--- Exercise details ---
Go through the material below, noting each line where the string "JSON" appears, and give only the total.
-*-
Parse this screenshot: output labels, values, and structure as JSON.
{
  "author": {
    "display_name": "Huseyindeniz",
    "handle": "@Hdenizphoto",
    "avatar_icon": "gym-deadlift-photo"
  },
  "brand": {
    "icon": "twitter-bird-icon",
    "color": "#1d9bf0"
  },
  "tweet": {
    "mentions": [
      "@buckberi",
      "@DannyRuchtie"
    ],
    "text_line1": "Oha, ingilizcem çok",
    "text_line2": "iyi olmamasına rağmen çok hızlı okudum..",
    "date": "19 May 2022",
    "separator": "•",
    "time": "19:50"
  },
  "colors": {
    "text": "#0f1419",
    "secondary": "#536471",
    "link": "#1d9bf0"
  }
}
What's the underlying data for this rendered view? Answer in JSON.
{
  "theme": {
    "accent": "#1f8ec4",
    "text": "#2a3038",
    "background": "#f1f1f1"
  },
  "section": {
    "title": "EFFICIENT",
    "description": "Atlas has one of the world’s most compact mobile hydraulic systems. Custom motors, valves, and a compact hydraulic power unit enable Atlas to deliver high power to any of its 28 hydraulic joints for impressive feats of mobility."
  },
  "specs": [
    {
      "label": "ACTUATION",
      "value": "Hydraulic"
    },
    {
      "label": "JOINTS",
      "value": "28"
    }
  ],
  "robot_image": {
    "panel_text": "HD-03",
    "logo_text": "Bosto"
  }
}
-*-
--- Exercise answer ---
2